9am to 1:30pm
Saturday, June 12, 2021
Indigo has been used for centuries in cultures from all across the globe to produce beautiful deep blues on fabric. It is a complex vat dye that uses the oxygen in the air to change from a yellow-green to blue. It's chemistry, but looks like magic!
Shibori is a Japanese form of patterning fabric by using a resist on the fabric before submerging into a dye bath. Nui shibori uses thread or string that is stitched through or tied to the cloth to form patterns. This goes far beyond your typical tie-dye!
This workshop is limited to 15 people - please reserve your space early. The workshop will also follow all local rules for Covid-19 (masking, social distancing, etc). The price is $125 (you can break this up into 2 payments) and includes everything you need for sampling and your final project:
An illustrated booklet that includes detailed how-to information and recipes
1 yard of cotton fabric for samples
Needles and Thread (a sewing machine will also be available to use for anyone that would like to try some of these techniques on a machine)
Use of an indigo dyebath, which we will create together
A beautiful 14"x72" silk or silk/wool scarf for your final project
You will get hands-on instruction and practice with both the dyebath and shibori techniques: first through a series of samples and then through a final project that you design on a luxurious silk or silk/wool scarf.
In this workshop you will learn:
History of indigo in several cultures from around the world
The chemistry (and magic) of creating the indigo dye bath
How to create the stitched and bound patterns to create unique dyed patterns on fabric
Creative techniques to combine both old and new methods
We will start the day at 9am with an overview of the history of indigo and shibori. Next we will prepare our dye bath. While the bath is maturing, you will each get 1 yard of high-quality cotton fabric to practice shibori stitching and dyeing techniques. This will give you some practice time and design ideas of how to plan your scarf.

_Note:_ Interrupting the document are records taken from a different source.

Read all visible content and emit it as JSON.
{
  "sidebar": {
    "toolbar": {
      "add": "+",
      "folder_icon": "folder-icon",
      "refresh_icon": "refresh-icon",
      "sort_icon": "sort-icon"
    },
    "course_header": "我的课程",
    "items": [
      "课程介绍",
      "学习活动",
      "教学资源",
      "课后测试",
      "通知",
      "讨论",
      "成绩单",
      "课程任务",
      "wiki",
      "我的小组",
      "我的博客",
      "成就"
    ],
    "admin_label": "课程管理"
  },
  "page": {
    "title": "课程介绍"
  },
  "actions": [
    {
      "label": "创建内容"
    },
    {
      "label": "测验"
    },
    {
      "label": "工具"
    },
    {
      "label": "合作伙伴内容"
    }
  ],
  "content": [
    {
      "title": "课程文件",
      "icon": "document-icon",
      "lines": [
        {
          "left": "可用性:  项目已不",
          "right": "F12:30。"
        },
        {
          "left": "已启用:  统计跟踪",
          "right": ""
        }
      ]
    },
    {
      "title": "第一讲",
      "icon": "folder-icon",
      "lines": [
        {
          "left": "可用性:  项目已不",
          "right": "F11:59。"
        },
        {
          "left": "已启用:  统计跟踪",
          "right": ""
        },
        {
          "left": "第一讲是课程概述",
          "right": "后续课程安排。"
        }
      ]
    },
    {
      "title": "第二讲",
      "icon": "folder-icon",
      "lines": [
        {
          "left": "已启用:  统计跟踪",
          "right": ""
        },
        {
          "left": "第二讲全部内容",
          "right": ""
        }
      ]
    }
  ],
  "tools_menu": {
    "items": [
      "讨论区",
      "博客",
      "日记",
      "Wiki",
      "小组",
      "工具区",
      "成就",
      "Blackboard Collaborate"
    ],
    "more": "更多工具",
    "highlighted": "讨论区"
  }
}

Finally, we will design, stitch and dye your unique luxury scarf.
Nearly everything you will need will be provided for you in this workshop (gloves, fabrics, dyes, etc), but we ask that you bring the following:

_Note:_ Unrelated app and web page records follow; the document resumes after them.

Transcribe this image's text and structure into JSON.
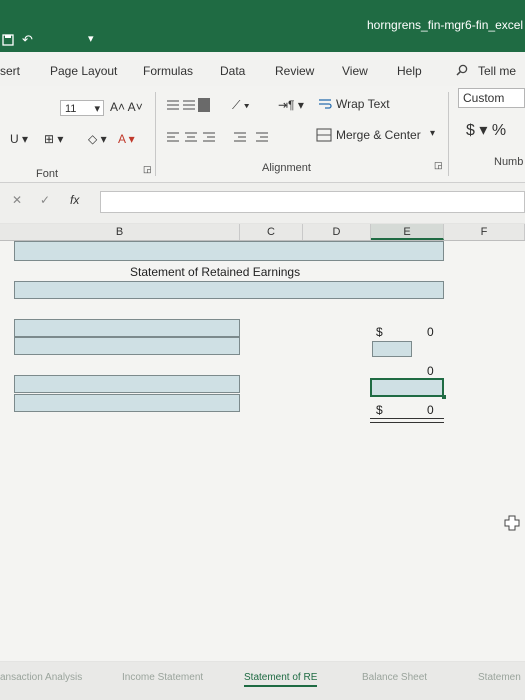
{
  "window": {
    "title": "horngrens_fin-mgr6-fin_excel"
  },
  "qat": {
    "undo": "↶",
    "customize": "▾"
  },
  "menu": [
    "sert",
    "Page Layout",
    "Formulas",
    "Data",
    "Review",
    "View",
    "Help"
  ],
  "search": {
    "label": "Tell me"
  },
  "ribbon": {
    "font_size": "11",
    "font_size_arrow": "▾",
    "grow_shrink": "A˄ A˅",
    "underline": "U ▾",
    "border": "⊞ ▾",
    "fill_color": "◇ ▾",
    "font_color": "A ▾",
    "wrap_text": "Wrap Text",
    "merge_center": "Merge & Center",
    "merge_arrow": "▾",
    "number_format": "Custom",
    "currency": "$ ▾ %",
    "orientation": "⟋ ▾",
    "indent": "⇥¶ ▾",
    "group_font": "Font",
    "group_alignment": "Alignment",
    "group_number": "Numb"
  },
  "formula_bar": {
    "cancel": "✕",
    "enter": "✓",
    "fx": "fx",
    "value": ""
  },
  "columns": [
    "B",
    "C",
    "D",
    "E",
    "F"
  ],
  "sheet": {
    "title": "Statement of Retained Earnings",
    "row1": {
      "symbol": "$",
      "value": "0"
    },
    "row2": {
      "value": "0"
    },
    "row3": {
      "symbol": "$",
      "value": "0"
    }
  },
  "tabs": [
    "ansaction Analysis",
    "Income Statement",
    "Statement of RE",
    "Balance Sheet",
    "Statemen"
  ],
  "colors": {
    "title_bar": "#1f6b43",
    "input_band": "#cfe0e4",
    "active_tab": "#1f6b43"
  },
  "cursor": "cell-select-cross"
}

Wear old clothes or clothes/apron you don't mind being stained blue
Something to take your wet samples and dyed scarf home in (large Ziploc bag, bucket, dishpan, etc)
A chair to sit on
A notebook and pen/pencil
If you would like to take some of the dyebath home with you, please bring a quarter-sized (or larger) canning jar with leak-proof lid
A bagged lunch and something to drink (we will have free bottled water available and a shareable dessert) - we will take 20-30 min as a lunch break.
Sunscreen and bug spray as we will be outside. There are shady-spots on the property.
Scissors (optional - I will have pairs available, but we will need to share)
(Rain date will be the following weekend, Saturday June 19th.)
You can choose to pay for your workshop in-full or with a deposit and final payment. Initial payment is due May 15th, $75 of which is non-refundable. Final payment is due June 5th. After June 5th, no refunds will be allowed. Full refunds will be available if the workshop needs to cancel or reschedule due to the pandemic.
Health and Safety
Please note that this workshop is not wheelchair accessible.
Please let the organizer know if you have any allergies.
If you are ill or have been exposed to Covid-19 please stay home.
All attendants will need to sign a liability release and a Covid-19 liability release agreement.
By signing up for this workshop you agree to have your likeness and work photographed and shown online and/or in print for educational and marketing purposes.
Andrea Marcinkus has been teaching dyeing and printing techniques for over 25 years. She has taught everything from small workshops to college courses for a variety of age ranges. She was the former Dean of Academics at The Illinois Institute of Art, and was the Department Chair for the Fashion Department at the same institution. While working at the Helen Louise Allen Textile Collection in Madison, Wisconsin, she researched and produced gallery shows and publications about indigo dyed fabrics and techniques. She has a Bachelor's of Science in Textile Design and Engineering from The Philadelphia College of Textiles and Science, a Master's of Science in Textiles and Clothing, and Ph.D. in Design Studies both from the University of Wisconsin - Madison.